● ASSIGNMENT:
Set every entry down again exactly, omitting none.

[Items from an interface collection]
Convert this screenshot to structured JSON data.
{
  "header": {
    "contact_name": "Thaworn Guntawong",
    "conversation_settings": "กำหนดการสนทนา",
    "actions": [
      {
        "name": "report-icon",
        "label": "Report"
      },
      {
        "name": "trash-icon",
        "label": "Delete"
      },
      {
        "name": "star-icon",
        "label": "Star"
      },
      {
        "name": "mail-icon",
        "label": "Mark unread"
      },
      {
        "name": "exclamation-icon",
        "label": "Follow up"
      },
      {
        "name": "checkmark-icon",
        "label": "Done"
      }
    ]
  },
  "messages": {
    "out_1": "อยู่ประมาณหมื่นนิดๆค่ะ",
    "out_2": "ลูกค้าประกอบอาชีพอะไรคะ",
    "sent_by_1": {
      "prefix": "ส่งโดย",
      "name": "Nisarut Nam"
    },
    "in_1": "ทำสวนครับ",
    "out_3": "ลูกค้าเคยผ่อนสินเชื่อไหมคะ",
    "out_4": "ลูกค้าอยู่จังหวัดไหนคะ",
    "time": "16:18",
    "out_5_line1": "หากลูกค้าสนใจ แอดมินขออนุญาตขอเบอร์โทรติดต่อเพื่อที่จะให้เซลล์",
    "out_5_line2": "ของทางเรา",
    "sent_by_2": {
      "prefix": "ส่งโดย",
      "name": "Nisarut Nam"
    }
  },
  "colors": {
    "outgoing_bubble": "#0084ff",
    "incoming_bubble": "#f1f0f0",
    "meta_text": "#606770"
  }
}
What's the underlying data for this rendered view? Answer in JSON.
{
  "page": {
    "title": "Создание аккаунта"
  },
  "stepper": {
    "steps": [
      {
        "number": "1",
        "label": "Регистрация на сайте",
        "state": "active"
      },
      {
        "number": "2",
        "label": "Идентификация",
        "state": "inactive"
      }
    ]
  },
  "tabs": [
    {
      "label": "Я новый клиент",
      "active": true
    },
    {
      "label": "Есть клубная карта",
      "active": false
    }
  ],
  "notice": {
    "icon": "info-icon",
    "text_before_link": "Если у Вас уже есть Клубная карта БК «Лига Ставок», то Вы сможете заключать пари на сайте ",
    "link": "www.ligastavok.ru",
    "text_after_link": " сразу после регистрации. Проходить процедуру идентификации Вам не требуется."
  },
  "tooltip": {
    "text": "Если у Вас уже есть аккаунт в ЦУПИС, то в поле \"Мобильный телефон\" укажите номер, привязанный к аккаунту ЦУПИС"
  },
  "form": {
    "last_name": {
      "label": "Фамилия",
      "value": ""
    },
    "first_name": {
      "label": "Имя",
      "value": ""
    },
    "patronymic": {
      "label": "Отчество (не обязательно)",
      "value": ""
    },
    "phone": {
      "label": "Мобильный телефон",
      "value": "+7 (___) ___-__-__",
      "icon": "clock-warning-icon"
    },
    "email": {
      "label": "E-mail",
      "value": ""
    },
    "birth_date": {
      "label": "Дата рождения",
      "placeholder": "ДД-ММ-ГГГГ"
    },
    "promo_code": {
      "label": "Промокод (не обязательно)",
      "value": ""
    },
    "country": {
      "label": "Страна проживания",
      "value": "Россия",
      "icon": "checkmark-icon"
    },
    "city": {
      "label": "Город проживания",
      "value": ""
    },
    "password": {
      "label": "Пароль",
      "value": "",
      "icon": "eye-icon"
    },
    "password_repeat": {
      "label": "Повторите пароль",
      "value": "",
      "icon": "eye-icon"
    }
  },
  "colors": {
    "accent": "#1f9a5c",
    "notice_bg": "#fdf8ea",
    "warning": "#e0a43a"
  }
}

● TASK RESULT:
Convert this screenshot to structured JSON data.
{
  "header": {
    "contact_name": "Thaworn Guntawong",
    "conversation_settings": "กำหนดการสนทนา",
    "actions": [
      {
        "name": "report-icon",
        "label": "Report"
      },
      {
        "name": "trash-icon",
        "label": "Delete"
      },
      {
        "name": "star-icon",
        "label": "Star"
      },
      {
        "name": "mail-icon",
        "label": "Mark unread"
      },
      {
        "name": "exclamation-icon",
        "label": "Follow up"
      },
      {
        "name": "checkmark-icon",
        "label": "Done"
      }
    ]
  },
  "messages": {
    "out_1": "อยู่ประมาณหมื่นนิดๆค่ะ",
    "out_2": "ลูกค้าประกอบอาชีพอะไรคะ",
    "sent_by_1": {
      "prefix": "ส่งโดย",
      "name": "Nisarut Nam"
    },
    "in_1": "ทำสวนครับ",
    "out_3": "ลูกค้าเคยผ่อนสินเชื่อไหมคะ",
    "out_4": "ลูกค้าอยู่จังหวัดไหนคะ",
    "time": "16:18",
    "out_5_line1": "หากลูกค้าสนใจ แอดมินขออนุญาตขอเบอร์โทรติดต่อเพื่อที่จะให้เซลล์",
    "out_5_line2": "ของทางเรา",
    "sent_by_2": {
      "prefix": "ส่งโดย",
      "name": "Nisarut Nam"
    }
  },
  "colors": {
    "outgoing_bubble": "#0084ff",
    "incoming_bubble": "#f1f0f0",
    "meta_text": "#606770"
  }
}
What's the underlying data for this rendered view? Answer in JSON.
{
  "page": {
    "title": "Создание аккаунта"
  },
  "stepper": {
    "steps": [
      {
        "number": "1",
        "label": "Регистрация на сайте",
        "state": "active"
      },
      {
        "number": "2",
        "label": "Идентификация",
        "state": "inactive"
      }
    ]
  },
  "tabs": [
    {
      "label": "Я новый клиент",
      "active": true
    },
    {
      "label": "Есть клубная карта",
      "active": false
    }
  ],
  "notice": {
    "icon": "info-icon",
    "text_before_link": "Если у Вас уже есть Клубная карта БК «Лига Ставок», то Вы сможете заключать пари на сайте ",
    "link": "www.ligastavok.ru",
    "text_after_link": " сразу после регистрации. Проходить процедуру идентификации Вам не требуется."
  },
  "tooltip": {
    "text": "Если у Вас уже есть аккаунт в ЦУПИС, то в поле \"Мобильный телефон\" укажите номер, привязанный к аккаунту ЦУПИС"
  },
  "form": {
    "last_name": {
      "label": "Фамилия",
      "value": ""
    },
    "first_name": {
      "label": "Имя",
      "value": ""
    },
    "patronymic": {
      "label": "Отчество (не обязательно)",
      "value": ""
    },
    "phone": {
      "label": "Мобильный телефон",
      "value": "+7 (___) ___-__-__",
      "icon": "clock-warning-icon"
    },
    "email": {
      "label": "E-mail",
      "value": ""
    },
    "birth_date": {
      "label": "Дата рождения",
      "placeholder": "ДД-ММ-ГГГГ"
    },
    "promo_code": {
      "label": "Промокод (не обязательно)",
      "value": ""
    },
    "country": {
      "label": "Страна проживания",
      "value": "Россия",
      "icon": "checkmark-icon"
    },
    "city": {
      "label": "Город проживания",
      "value": ""
    },
    "password": {
      "label": "Пароль",
      "value": "",
      "icon": "eye-icon"
    },
    "password_repeat": {
      "label": "Повторите пароль",
      "value": "",
      "icon": "eye-icon"
    }
  },
  "colors": {
    "accent": "#1f9a5c",
    "notice_bg": "#fdf8ea",
    "warning": "#e0a43a"
  }
}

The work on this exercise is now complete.